Mary Higgins Clark has died at the age of 92.
The award-winning author of more than 50 thrillers that have sold more than 70 million copies wrote her last novel in 2004.
Speaking about the death of her husband, Michael Higgins, in 2005, she said: 'I did not wish to put more pressure on him, more suffering, more physical danger.
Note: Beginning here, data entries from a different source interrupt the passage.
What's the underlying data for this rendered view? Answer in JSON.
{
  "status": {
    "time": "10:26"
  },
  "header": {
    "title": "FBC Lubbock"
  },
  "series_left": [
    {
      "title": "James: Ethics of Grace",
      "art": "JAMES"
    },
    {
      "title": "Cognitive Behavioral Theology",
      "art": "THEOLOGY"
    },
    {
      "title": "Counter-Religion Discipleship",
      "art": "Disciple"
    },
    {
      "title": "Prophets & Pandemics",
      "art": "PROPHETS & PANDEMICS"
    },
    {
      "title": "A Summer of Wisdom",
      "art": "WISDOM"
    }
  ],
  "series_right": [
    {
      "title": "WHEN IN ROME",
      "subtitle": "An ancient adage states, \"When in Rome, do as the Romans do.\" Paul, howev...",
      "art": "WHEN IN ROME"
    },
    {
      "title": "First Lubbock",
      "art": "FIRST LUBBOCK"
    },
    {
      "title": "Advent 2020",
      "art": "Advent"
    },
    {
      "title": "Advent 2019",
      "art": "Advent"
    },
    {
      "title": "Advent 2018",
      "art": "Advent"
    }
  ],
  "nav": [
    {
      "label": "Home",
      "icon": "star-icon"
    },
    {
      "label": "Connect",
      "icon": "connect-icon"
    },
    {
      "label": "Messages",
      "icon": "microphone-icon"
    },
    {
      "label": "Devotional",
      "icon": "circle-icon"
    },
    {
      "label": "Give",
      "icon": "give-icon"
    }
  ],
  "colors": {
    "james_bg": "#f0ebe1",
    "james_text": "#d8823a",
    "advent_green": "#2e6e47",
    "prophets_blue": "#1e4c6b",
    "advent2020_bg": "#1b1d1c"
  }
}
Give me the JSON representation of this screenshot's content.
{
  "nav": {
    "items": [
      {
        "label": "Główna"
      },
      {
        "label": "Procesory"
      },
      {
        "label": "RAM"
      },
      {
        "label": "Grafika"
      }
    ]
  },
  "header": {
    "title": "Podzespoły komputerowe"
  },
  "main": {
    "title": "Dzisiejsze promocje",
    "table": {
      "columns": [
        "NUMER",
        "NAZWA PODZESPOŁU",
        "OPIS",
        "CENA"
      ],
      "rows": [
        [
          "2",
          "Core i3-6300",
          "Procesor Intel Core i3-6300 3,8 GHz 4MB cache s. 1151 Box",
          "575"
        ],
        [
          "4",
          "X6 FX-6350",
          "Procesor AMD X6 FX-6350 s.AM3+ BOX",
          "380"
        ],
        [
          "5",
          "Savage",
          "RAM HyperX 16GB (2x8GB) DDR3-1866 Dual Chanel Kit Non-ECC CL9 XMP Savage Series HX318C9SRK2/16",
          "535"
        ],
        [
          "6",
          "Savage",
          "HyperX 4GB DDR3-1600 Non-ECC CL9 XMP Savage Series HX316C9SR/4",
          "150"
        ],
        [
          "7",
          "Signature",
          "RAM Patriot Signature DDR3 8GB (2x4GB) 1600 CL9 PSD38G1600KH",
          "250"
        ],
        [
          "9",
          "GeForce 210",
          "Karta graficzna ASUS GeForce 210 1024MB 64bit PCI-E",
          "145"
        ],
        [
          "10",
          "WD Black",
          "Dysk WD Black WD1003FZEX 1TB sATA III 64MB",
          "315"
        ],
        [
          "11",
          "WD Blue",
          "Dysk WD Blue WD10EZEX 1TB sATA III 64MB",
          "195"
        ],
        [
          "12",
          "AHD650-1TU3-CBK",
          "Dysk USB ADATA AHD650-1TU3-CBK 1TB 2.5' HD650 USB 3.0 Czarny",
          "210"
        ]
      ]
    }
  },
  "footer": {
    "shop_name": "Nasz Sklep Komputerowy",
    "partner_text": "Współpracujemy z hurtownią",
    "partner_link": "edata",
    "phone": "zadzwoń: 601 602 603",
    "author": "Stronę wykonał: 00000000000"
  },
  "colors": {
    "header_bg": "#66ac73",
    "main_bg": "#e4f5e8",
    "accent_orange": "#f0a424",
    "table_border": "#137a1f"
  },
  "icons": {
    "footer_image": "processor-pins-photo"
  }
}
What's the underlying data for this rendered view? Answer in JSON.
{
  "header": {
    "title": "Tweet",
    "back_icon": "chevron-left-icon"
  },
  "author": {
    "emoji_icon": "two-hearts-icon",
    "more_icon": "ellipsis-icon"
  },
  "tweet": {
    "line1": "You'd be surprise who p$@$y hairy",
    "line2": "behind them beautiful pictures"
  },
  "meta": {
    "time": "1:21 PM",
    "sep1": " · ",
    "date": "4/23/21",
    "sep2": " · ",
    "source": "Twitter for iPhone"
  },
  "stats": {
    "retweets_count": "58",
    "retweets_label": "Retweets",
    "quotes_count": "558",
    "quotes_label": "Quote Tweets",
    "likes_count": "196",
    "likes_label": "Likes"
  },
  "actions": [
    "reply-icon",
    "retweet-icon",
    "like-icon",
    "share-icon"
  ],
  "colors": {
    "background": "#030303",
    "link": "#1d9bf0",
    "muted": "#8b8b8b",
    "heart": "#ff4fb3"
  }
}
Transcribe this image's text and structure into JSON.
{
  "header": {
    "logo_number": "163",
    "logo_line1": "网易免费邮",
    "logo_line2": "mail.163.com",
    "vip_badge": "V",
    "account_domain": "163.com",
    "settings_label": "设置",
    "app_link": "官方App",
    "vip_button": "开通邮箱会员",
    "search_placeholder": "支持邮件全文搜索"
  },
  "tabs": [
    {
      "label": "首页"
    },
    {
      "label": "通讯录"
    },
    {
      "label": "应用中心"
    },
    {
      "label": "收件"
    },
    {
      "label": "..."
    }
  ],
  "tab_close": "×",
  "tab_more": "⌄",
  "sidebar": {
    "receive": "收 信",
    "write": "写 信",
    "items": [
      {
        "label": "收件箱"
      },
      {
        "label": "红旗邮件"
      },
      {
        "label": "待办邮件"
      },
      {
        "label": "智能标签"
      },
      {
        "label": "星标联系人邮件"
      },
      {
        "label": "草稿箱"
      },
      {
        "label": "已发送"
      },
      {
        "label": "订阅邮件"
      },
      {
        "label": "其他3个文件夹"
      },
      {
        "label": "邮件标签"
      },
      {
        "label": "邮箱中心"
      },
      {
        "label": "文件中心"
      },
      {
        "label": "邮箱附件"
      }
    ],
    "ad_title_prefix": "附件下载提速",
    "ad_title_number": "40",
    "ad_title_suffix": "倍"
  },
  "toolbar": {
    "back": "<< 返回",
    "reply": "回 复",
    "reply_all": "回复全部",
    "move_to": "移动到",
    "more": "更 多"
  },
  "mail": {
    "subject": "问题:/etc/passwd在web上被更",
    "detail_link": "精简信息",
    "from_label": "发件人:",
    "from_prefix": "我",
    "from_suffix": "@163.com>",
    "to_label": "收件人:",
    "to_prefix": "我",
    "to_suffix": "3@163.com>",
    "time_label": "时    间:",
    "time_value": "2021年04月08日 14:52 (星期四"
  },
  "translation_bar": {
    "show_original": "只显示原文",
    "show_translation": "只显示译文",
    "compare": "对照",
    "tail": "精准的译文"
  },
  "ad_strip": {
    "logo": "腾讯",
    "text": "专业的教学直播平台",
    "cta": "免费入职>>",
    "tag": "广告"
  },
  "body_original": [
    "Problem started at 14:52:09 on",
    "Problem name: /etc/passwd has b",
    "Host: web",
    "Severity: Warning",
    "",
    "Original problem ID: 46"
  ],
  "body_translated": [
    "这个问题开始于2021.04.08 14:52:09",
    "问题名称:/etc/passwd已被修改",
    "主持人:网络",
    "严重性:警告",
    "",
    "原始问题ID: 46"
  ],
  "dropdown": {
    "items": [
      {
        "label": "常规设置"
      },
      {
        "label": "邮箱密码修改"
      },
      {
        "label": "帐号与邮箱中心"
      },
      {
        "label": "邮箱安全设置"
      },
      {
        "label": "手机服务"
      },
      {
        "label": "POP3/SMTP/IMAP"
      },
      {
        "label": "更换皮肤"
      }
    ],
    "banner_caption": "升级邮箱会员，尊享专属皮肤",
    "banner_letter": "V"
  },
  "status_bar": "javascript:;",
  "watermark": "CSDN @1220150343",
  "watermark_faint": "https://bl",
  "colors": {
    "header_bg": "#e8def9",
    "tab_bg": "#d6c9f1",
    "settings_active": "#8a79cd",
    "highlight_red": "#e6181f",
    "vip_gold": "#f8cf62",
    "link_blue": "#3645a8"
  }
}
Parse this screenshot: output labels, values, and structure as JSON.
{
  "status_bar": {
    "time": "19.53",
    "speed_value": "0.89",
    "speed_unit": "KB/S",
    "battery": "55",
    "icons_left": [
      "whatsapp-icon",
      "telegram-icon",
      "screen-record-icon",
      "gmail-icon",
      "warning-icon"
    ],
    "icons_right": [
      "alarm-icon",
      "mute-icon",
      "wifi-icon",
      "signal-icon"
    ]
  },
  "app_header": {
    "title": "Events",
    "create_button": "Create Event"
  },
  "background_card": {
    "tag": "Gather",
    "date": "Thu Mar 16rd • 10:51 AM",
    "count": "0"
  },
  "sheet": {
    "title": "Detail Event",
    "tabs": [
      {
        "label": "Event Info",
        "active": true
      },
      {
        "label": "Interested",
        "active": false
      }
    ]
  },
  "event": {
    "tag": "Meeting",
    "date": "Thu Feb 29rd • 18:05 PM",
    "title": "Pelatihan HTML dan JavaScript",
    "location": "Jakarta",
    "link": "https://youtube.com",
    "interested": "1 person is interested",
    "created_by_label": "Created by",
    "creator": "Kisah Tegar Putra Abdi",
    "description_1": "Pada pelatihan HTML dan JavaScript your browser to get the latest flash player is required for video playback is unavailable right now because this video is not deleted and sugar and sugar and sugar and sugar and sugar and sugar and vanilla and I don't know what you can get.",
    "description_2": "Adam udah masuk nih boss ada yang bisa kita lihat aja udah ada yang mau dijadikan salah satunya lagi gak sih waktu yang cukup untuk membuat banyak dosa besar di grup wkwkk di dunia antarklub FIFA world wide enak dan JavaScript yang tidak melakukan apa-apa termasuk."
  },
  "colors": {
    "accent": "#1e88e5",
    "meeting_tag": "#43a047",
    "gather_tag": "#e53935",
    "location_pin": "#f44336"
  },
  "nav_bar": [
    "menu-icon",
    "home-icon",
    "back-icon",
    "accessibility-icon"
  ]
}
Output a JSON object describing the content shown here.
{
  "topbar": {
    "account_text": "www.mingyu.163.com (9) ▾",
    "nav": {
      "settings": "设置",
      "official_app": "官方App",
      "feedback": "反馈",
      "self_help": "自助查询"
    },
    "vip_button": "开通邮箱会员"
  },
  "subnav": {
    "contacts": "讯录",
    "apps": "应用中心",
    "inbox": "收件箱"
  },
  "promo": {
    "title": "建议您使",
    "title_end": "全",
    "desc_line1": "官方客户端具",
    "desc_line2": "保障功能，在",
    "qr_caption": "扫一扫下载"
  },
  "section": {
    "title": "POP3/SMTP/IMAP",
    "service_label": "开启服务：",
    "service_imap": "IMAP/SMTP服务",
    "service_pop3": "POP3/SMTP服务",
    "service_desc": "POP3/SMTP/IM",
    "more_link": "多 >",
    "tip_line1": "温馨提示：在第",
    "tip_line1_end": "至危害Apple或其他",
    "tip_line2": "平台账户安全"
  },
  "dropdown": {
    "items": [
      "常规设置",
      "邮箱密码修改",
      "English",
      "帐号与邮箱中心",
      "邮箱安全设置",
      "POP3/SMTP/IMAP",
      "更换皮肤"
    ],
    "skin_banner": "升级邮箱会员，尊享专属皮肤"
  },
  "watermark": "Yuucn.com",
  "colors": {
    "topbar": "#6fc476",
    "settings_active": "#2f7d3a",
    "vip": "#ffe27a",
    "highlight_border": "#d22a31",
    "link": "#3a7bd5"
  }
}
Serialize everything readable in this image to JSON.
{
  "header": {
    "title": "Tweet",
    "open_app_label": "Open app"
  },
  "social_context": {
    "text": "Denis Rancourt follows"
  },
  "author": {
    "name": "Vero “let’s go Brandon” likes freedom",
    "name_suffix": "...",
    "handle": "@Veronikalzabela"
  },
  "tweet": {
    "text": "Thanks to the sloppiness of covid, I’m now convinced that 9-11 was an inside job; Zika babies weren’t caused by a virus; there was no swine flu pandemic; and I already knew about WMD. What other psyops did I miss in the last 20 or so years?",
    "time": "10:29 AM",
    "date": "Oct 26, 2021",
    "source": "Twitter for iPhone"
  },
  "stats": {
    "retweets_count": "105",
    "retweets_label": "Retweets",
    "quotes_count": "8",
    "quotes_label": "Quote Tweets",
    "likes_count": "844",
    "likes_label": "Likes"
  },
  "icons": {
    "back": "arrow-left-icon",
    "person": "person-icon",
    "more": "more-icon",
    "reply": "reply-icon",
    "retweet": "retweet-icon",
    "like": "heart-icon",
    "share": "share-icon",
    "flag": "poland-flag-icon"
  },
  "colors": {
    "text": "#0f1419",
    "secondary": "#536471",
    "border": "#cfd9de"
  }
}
He knew that was a big contribution he was making in my life.'
The New York Times bestselling author Mary Higgins Clark, pictured in her office in New York City in October 2010
Clark was named by Time magazine as one of the 100 most influential people in the world in 1998 and was described by Oprah Winfrey as the 'queen of suspense'.
Born in New York City, the daughter of a Sunday school teacher and a schoolteacher, she started publishing when she was just 16.
In her early 20s, she married her husband of 50 years, Michael Higgins, and named one of her novels Sister Disturbances.
The couple divorced in 1969 after 24 years together, but reunited in the late 1970s and founded Mary Higgins Clark Publishing.
Starting in 1973, it published a new book each year, usually a thriller about a crime, a paranormal event or a medical story.
The first addition to the Mary Higgins Clark publishing house was The Eyes of Eddie Doyle, a tale of seven FBI agents locked in an underground facility to gather information about a serial killer.
As of 2010, the company was producing books for every one of the formats on the Amazon and Barnes & Noble websites.